→ **Instructions to follow**: Find every line of the records that has "placeholder" and return it.

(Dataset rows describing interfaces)

————

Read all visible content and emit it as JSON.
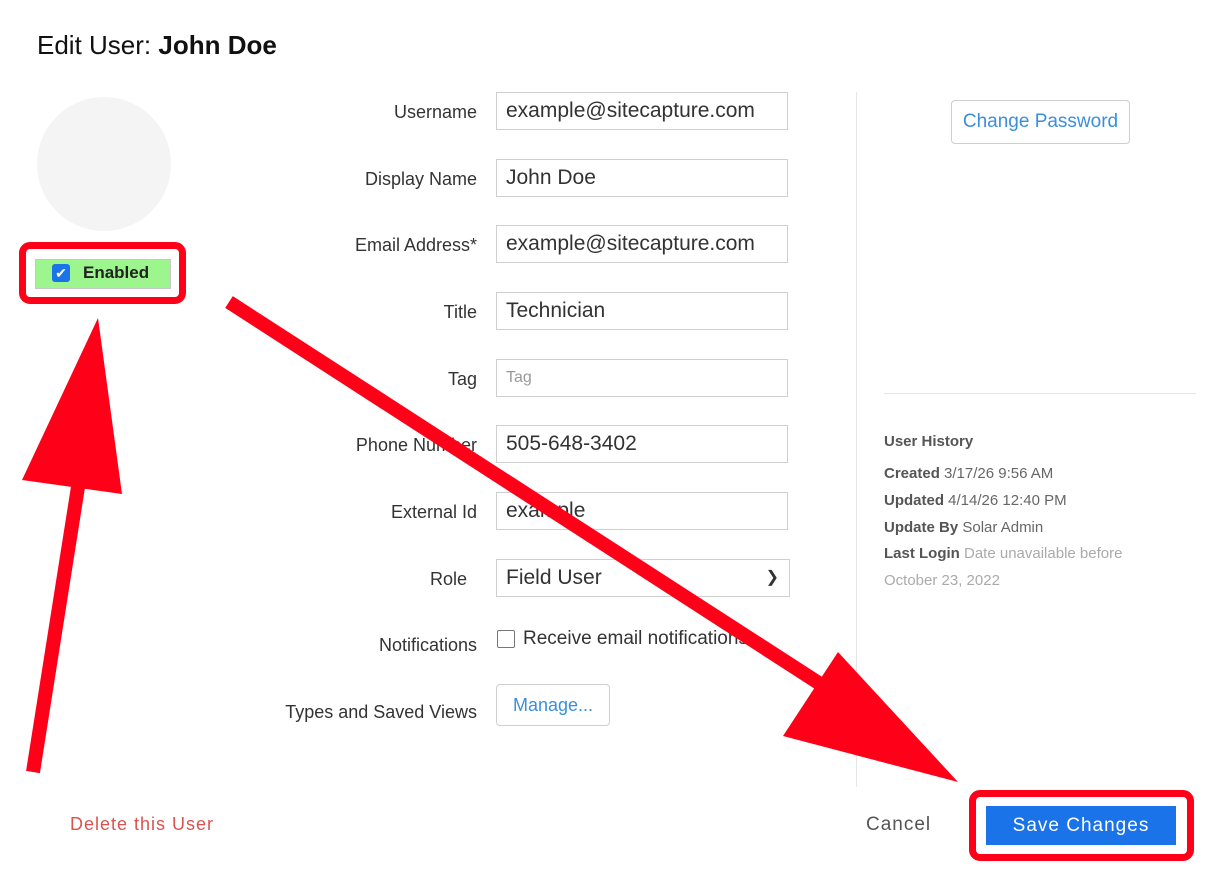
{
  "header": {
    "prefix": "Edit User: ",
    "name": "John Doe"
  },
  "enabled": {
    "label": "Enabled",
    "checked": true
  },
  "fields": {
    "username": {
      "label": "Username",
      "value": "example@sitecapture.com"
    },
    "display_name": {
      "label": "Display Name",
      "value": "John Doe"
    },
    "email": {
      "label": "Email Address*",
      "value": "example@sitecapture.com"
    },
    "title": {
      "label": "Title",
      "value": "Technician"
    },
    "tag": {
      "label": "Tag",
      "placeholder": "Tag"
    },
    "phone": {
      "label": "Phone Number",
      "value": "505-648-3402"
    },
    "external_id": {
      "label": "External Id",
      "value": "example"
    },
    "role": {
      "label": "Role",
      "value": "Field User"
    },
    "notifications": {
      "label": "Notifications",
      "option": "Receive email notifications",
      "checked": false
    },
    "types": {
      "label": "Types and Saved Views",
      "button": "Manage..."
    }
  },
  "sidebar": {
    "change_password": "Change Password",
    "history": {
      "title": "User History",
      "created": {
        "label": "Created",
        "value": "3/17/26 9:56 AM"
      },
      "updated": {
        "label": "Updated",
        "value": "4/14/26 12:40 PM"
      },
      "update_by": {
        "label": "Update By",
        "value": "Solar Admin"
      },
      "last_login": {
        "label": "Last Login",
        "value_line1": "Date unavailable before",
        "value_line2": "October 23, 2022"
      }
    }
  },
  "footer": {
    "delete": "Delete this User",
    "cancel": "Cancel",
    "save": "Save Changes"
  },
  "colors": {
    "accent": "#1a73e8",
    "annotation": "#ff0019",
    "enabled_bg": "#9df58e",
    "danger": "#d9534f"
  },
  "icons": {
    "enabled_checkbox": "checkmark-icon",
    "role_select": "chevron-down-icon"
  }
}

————

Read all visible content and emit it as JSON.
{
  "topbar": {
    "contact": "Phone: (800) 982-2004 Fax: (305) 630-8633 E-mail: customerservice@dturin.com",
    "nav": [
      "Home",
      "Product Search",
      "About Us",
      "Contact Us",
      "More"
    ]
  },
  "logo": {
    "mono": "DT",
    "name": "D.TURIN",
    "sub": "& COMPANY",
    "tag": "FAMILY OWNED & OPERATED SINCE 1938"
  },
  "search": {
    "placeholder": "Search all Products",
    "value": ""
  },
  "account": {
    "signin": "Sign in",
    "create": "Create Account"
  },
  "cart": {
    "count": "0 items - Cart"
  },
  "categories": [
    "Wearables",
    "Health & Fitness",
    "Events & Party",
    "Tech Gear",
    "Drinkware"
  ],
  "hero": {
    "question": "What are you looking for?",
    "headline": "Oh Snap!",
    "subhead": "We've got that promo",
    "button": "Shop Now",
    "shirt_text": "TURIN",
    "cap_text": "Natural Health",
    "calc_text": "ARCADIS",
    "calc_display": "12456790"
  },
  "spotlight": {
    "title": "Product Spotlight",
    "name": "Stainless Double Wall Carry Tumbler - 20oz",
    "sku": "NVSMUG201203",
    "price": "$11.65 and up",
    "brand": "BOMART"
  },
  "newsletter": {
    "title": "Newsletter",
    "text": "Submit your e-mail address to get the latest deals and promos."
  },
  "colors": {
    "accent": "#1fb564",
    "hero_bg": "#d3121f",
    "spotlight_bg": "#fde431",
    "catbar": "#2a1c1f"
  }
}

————

→ **Solution for this task**:
      "placeholder": "Tag"
    "placeholder": "Search all Products",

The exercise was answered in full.